I’m afraid that much of the discussion on these pages about speedboarding down our city’s steepest hills fails to address what I consider the key problem, which is the speed at which speedboarders and automobiles are hurtling towards each other.
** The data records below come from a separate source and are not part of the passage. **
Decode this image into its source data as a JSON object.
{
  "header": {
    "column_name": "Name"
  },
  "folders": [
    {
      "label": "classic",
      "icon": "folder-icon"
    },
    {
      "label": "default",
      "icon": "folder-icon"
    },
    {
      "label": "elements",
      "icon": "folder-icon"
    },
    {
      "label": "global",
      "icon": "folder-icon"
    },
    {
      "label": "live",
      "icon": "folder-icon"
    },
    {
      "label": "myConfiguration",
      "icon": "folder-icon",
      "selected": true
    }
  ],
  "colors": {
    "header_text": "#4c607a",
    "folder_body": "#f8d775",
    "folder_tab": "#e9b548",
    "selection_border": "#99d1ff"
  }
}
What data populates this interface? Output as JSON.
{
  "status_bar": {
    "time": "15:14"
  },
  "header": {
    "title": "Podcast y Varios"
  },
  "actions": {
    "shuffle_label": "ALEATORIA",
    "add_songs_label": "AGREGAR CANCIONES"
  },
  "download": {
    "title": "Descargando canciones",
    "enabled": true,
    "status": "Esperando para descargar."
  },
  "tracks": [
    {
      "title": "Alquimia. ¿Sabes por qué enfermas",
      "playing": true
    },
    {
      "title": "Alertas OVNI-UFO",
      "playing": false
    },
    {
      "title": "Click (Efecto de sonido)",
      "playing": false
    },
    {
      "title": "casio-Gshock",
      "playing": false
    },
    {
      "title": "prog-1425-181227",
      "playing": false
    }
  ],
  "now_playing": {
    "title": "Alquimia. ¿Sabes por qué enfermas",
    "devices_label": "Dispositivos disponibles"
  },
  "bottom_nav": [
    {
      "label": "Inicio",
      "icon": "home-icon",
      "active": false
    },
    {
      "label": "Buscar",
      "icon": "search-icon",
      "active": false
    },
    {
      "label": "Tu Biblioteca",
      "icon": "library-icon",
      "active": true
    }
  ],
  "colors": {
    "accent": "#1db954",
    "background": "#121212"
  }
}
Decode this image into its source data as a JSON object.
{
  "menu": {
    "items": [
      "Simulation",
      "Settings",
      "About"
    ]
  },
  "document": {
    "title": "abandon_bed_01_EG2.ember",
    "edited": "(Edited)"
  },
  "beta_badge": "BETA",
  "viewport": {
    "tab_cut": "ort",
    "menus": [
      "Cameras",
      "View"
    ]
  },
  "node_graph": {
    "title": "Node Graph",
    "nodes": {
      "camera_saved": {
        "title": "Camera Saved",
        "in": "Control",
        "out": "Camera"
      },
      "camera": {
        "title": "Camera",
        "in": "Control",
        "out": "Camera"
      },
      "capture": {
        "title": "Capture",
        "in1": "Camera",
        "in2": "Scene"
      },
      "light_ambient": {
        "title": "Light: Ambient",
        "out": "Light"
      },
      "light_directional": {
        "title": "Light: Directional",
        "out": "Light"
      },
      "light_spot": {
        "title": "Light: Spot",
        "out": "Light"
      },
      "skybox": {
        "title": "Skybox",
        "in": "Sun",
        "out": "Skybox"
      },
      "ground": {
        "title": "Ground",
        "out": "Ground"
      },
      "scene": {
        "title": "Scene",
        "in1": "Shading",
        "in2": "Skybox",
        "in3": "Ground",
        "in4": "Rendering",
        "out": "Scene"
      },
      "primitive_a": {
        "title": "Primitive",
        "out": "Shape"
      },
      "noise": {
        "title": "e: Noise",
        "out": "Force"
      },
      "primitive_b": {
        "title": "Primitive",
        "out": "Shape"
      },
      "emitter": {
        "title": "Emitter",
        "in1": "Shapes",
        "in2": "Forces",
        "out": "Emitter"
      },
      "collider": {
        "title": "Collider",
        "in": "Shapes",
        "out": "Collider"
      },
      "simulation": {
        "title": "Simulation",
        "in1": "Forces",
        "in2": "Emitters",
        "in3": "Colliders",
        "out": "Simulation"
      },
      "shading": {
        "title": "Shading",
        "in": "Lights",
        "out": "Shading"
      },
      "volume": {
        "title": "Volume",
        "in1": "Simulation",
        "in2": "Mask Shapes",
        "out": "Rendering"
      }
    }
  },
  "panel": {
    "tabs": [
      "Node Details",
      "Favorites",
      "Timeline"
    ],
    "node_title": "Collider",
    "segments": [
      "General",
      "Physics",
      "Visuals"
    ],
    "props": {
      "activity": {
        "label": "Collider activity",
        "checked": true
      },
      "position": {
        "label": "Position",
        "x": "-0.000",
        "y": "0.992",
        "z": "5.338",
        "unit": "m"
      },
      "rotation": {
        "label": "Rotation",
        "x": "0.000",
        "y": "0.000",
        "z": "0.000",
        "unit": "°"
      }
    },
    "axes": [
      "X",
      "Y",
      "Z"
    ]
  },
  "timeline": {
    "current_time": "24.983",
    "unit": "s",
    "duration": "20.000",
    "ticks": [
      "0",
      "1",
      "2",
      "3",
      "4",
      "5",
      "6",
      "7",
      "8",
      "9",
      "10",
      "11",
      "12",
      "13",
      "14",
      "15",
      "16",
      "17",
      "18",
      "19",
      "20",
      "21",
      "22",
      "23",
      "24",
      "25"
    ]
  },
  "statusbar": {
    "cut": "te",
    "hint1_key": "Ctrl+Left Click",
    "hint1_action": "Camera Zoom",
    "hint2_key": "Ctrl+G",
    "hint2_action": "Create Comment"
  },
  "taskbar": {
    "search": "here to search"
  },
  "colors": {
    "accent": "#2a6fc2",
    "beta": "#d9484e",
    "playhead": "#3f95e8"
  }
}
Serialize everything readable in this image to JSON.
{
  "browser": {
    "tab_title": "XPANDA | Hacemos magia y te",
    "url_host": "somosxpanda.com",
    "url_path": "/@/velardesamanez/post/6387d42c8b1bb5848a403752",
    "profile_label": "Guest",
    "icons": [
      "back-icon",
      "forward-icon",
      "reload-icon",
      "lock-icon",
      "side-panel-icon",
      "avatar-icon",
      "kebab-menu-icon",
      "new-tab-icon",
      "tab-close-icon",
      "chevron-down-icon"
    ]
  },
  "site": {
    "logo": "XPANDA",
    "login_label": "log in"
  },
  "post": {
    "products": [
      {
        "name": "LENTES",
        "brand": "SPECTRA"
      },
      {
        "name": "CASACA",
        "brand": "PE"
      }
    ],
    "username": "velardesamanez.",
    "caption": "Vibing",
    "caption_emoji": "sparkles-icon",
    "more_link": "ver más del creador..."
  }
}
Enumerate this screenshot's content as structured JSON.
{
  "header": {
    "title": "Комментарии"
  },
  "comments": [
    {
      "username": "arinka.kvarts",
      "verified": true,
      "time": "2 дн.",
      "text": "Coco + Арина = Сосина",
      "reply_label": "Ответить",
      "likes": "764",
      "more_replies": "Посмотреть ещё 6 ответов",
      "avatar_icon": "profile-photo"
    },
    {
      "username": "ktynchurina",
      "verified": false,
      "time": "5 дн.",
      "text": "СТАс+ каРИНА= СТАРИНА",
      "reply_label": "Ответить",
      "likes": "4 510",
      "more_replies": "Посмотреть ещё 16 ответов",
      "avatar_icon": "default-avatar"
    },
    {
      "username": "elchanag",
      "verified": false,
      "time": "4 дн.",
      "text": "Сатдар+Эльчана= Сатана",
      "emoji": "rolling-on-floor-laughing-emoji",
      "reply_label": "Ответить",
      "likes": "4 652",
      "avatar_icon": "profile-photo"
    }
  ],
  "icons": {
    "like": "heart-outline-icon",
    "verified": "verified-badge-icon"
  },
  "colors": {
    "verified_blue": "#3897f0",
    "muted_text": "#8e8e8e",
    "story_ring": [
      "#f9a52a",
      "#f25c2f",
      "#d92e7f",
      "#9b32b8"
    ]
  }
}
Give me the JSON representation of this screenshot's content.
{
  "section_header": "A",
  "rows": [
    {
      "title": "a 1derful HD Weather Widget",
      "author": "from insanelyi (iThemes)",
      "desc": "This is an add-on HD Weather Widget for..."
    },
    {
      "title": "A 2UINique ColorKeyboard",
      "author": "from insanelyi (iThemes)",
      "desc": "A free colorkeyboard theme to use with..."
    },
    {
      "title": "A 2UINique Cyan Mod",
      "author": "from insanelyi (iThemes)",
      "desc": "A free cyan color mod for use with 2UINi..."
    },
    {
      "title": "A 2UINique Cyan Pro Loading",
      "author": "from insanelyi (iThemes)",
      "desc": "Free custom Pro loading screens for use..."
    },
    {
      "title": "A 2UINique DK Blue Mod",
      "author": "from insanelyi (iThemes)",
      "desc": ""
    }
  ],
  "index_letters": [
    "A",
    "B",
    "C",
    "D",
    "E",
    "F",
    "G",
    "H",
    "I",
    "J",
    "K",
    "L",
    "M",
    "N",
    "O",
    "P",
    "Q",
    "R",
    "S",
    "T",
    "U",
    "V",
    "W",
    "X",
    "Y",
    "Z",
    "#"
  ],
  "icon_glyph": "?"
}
Speedboarder Bryn Jones stated in a nationally-telecast interview that “we take curves as fast as we can,” with speeds he estimates in “the low 60s.” Well, if the speedboarder is coming downhill at 60 mph while a car is driving up the same hill at (the legal speed of) 25 mph, the two are approaching each other — often in the same lane — at 85 miles per hour, which is equal to 124.67 feet per second. Since the sharper curves on our streets restrict forward visibility to as little as 110 feet, the driver and the speedboarder will have less than one second to see and then avoid crashing into each other as they round the bend. If the driver takes a quick glance at his rear view mirror or GPS during this time, or if the uphill vehicle is a SUV or a school bus, a collision is almost certain, particularly because the speedboarder is swerving from one side of the street to the other (as also shown on the TV clip).
Some of the speedboarding defenses I have read on these pages are simply silly. One person writes that the driver is no more likely to hit a speedboarder than a pedestrian, but a pedestrian descends a hill at 5 miles an hour, not 60. Another says that riding a speedboard is no different than riding a bike, but bicycles have actual brakes. Another calls speedboarding a “mode of transportation,” but that’s like saying that a ski-jumping or luge competition is a mode of transportation. This is a sport, not a means of transportation, and I applaud the City Council members who seek an appropriate venue for such sports. But such flirtations with suicide on publicly trafficked streets, and at these speeds, seem to me akin to playing Russian roulette.
Robert Cohen, Laguna Beach